→ **Task objective**
Your answer must be the lines from the one containing "Read all visible content and emit it as JSON." through the last line below, copied exactly, with no pictures.

→ **Exercise material**
* * * *

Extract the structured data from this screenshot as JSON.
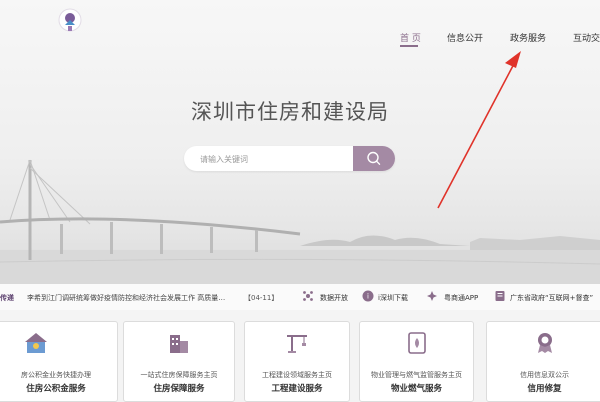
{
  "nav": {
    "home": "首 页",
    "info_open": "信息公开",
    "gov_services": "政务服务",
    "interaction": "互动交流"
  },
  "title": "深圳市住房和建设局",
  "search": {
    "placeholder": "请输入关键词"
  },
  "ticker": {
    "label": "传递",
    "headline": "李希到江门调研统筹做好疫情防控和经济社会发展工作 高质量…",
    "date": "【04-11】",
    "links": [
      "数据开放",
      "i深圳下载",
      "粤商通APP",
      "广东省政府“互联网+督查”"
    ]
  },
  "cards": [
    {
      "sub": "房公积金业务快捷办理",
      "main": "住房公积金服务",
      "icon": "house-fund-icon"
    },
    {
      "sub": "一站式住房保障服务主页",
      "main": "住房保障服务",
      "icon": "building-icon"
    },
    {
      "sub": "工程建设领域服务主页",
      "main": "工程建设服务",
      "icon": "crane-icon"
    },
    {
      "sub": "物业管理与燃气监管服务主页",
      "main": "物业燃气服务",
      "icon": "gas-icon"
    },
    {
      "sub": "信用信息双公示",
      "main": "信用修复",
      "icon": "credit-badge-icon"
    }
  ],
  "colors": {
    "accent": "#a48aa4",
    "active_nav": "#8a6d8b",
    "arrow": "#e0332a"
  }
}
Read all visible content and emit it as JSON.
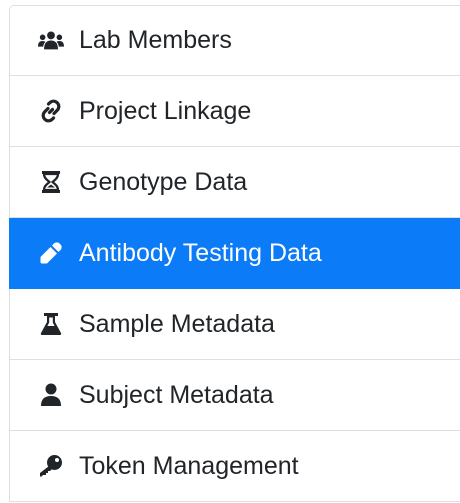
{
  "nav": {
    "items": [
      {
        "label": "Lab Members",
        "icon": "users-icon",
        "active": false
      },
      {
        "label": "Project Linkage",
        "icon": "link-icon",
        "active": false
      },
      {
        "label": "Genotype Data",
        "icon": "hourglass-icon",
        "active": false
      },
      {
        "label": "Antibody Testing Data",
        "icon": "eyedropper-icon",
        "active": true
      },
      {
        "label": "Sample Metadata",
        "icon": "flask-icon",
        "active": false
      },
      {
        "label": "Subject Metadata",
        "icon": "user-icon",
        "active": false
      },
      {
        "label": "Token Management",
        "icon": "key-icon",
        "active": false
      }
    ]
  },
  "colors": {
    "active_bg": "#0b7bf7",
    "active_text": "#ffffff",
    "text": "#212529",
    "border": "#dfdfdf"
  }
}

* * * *

→ **Expected answer**
Read all visible content and emit it as JSON.
{
  "nav": {
    "items": [
      {
        "label": "Lab Members",
        "icon": "users-icon",
        "active": false
      },
      {
        "label": "Project Linkage",
        "icon": "link-icon",
        "active": false
      },
      {
        "label": "Genotype Data",
        "icon": "hourglass-icon",
        "active": false
      },
      {
        "label": "Antibody Testing Data",
        "icon": "eyedropper-icon",
        "active": true
      },
      {
        "label": "Sample Metadata",
        "icon": "flask-icon",
        "active": false
      },
      {
        "label": "Subject Metadata",
        "icon": "user-icon",
        "active": false
      },
      {
        "label": "Token Management",
        "icon": "key-icon",
        "active": false
      }
    ]
  },
  "colors": {
    "active_bg": "#0b7bf7",
    "active_text": "#ffffff",
    "text": "#212529",
    "border": "#dfdfdf"
  }
}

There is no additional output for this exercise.